Material supplied
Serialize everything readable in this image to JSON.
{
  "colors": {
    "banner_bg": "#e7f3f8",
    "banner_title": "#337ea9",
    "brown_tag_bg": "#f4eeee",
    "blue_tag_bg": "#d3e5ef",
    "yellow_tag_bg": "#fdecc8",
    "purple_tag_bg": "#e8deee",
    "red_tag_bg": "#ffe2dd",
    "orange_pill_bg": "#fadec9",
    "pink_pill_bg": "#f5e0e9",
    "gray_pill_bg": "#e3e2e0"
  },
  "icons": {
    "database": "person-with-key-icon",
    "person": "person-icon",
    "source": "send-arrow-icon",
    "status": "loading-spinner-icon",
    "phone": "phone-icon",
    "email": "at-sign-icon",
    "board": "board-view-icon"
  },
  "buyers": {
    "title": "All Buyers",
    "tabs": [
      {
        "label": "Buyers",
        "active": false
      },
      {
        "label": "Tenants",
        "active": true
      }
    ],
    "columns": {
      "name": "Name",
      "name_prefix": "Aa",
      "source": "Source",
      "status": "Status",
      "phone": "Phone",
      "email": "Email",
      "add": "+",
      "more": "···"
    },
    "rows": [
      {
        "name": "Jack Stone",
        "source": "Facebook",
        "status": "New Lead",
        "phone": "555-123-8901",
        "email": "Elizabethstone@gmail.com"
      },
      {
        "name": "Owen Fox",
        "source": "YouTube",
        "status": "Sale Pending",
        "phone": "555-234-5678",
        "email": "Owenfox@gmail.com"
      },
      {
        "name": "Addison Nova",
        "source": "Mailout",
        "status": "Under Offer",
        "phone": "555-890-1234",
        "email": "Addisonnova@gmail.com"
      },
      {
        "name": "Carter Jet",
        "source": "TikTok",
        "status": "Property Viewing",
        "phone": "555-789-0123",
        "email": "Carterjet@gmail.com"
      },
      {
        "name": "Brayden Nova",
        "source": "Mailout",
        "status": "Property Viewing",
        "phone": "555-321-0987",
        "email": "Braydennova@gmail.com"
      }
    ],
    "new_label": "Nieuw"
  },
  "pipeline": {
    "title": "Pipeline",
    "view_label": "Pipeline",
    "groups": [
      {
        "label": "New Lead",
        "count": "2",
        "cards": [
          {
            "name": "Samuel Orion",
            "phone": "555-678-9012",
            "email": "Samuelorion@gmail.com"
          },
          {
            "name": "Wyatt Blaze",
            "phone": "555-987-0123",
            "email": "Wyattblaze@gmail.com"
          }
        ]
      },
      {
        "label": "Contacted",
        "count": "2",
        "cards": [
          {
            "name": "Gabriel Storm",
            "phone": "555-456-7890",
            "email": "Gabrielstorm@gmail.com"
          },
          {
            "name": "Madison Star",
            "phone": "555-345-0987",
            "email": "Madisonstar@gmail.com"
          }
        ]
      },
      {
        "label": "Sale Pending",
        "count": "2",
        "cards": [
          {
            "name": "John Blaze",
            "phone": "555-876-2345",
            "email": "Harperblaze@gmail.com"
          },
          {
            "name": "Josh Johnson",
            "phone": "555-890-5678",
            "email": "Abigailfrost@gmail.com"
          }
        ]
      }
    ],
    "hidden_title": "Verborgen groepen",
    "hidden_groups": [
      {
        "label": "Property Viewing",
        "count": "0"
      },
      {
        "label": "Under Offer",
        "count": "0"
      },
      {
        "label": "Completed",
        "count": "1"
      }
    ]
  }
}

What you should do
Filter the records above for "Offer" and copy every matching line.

Written answer
        "status": "Under Offer",
        "label": "Under Offer",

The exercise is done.